**Activity**.
For the string "bolt", work out how many lines of the data contain it and give that number with nothing added.

**Data records**.
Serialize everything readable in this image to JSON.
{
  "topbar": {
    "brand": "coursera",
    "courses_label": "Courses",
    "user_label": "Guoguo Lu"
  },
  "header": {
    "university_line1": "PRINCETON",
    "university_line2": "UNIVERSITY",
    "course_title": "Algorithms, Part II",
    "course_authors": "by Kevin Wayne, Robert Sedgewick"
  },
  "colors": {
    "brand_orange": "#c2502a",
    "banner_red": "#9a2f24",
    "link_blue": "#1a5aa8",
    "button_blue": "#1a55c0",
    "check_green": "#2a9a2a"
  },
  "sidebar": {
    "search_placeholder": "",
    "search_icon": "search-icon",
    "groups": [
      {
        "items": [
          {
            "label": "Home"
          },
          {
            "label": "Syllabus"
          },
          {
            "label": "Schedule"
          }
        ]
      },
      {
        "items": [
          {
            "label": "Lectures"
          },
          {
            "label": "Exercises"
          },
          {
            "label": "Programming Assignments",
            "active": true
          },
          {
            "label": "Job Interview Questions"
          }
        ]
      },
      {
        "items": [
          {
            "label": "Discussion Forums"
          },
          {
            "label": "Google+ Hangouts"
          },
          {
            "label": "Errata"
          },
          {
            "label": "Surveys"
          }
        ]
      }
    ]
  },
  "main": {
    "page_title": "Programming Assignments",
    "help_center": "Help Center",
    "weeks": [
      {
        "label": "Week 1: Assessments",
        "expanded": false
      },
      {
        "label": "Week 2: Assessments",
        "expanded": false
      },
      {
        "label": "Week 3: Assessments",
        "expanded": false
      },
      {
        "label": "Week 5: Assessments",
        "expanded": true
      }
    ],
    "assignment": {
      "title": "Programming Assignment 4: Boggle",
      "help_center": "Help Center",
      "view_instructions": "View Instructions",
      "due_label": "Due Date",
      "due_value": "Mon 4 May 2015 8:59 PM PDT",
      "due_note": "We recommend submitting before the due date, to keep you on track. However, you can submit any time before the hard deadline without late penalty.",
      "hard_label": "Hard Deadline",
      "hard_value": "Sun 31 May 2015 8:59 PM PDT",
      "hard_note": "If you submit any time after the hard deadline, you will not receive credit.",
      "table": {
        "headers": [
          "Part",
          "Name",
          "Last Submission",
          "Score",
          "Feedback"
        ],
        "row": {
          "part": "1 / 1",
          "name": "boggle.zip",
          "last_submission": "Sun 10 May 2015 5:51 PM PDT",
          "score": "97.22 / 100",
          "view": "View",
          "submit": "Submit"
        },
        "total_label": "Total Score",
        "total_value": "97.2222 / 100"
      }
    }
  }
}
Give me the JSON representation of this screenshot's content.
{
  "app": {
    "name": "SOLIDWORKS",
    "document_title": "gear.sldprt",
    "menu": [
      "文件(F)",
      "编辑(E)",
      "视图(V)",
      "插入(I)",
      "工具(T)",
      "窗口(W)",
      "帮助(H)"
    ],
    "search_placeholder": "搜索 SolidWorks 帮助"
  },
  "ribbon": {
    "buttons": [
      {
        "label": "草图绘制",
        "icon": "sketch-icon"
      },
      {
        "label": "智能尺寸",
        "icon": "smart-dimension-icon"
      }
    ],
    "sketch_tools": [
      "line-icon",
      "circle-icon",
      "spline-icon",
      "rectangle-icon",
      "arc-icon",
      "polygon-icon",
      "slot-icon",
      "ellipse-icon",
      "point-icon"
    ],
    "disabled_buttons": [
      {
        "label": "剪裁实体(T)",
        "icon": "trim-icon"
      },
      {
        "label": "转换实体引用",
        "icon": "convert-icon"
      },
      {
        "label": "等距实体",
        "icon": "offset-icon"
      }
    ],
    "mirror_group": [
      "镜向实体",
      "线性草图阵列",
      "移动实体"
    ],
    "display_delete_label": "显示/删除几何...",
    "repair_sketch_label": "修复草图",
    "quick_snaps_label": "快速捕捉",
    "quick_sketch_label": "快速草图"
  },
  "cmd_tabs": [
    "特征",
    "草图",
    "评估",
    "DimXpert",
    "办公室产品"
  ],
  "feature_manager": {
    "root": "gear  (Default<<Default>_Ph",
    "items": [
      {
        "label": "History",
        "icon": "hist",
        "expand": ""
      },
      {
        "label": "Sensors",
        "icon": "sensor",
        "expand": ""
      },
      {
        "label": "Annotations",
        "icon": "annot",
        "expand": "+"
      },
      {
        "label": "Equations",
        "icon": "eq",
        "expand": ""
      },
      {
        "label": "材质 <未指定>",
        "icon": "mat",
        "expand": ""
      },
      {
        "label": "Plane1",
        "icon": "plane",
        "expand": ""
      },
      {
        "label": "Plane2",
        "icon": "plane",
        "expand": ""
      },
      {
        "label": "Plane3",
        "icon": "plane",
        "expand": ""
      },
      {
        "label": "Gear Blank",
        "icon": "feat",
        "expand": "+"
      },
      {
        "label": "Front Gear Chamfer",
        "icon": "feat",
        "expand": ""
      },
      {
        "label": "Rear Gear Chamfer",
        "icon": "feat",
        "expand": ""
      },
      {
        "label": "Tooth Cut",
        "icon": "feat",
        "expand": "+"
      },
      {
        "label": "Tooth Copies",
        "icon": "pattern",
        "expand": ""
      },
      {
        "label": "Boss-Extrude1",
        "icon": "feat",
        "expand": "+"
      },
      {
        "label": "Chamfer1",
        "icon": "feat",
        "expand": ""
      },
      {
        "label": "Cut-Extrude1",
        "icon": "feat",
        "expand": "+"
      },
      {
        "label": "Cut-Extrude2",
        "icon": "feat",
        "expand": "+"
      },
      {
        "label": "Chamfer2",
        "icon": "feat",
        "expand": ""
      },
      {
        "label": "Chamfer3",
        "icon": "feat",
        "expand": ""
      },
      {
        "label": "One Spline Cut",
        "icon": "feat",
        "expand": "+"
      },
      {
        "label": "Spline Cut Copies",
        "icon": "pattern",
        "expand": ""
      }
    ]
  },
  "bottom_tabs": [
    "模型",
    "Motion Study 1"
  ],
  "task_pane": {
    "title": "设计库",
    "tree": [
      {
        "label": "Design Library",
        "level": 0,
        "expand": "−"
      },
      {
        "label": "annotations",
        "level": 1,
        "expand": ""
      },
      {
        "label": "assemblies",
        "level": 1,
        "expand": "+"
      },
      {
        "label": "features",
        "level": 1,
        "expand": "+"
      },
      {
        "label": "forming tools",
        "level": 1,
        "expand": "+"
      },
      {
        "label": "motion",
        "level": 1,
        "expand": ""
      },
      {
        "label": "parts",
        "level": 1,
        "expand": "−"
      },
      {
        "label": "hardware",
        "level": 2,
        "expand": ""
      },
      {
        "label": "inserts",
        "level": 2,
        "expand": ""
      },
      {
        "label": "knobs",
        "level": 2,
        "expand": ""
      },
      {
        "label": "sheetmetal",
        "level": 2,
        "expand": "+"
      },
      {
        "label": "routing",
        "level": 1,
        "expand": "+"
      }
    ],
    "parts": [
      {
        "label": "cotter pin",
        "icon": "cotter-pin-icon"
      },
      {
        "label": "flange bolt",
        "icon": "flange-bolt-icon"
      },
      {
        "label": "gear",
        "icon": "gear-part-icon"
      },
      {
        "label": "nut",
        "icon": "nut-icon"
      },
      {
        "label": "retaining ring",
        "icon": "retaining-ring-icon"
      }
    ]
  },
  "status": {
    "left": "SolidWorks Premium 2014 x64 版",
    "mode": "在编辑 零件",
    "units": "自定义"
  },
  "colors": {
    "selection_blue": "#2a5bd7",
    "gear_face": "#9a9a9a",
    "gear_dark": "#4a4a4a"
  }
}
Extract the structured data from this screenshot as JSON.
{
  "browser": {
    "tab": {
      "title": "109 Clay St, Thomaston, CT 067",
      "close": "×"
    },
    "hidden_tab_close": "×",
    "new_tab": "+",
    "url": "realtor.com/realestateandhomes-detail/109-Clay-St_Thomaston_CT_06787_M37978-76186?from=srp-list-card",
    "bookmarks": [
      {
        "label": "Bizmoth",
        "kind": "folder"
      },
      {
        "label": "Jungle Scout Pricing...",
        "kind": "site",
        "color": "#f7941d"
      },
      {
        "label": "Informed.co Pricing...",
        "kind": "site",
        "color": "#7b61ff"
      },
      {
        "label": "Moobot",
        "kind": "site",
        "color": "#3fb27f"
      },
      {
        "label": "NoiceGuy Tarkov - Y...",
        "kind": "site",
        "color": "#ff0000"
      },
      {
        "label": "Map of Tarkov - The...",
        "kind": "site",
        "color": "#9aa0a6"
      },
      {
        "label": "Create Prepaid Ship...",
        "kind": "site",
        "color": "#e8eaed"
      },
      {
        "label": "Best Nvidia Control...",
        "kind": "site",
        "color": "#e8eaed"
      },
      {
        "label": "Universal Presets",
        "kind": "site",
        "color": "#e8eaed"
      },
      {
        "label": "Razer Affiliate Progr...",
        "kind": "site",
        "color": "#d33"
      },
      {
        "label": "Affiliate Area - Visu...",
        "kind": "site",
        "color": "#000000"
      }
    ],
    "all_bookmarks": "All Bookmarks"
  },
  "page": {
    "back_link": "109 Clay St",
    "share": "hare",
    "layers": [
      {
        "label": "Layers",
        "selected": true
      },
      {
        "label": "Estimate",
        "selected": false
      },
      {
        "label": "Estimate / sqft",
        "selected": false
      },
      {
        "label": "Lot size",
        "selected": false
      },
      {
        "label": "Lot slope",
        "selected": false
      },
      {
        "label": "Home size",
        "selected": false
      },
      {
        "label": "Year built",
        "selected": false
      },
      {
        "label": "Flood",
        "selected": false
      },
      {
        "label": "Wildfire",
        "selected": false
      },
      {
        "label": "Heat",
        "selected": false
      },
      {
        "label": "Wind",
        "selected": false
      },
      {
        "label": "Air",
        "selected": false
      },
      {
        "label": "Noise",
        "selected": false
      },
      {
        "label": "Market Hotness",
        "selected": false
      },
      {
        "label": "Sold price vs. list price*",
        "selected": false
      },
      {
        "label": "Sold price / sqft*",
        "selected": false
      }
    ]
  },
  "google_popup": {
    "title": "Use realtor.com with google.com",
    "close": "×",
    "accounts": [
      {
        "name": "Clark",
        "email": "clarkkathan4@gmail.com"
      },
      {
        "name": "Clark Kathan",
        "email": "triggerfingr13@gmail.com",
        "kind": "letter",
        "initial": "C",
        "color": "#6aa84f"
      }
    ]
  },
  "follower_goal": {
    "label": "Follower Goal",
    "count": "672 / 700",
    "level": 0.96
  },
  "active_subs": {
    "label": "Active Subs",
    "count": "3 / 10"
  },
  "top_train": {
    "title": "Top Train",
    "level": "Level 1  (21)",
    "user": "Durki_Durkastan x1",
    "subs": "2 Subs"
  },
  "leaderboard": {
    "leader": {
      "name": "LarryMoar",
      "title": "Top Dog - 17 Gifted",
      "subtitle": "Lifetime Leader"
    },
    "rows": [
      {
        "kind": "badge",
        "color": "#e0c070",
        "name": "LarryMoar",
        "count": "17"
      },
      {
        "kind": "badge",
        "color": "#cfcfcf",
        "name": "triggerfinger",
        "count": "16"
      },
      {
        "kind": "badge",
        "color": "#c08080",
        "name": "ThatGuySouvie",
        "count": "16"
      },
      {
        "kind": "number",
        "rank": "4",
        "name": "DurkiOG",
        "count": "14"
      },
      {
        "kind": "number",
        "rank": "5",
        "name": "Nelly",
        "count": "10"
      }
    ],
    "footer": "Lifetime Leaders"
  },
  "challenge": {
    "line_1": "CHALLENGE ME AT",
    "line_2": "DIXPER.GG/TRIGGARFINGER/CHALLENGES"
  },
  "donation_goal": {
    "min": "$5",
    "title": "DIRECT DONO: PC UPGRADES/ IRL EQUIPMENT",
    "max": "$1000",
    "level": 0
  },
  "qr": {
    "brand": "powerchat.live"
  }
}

**Finished task**.
2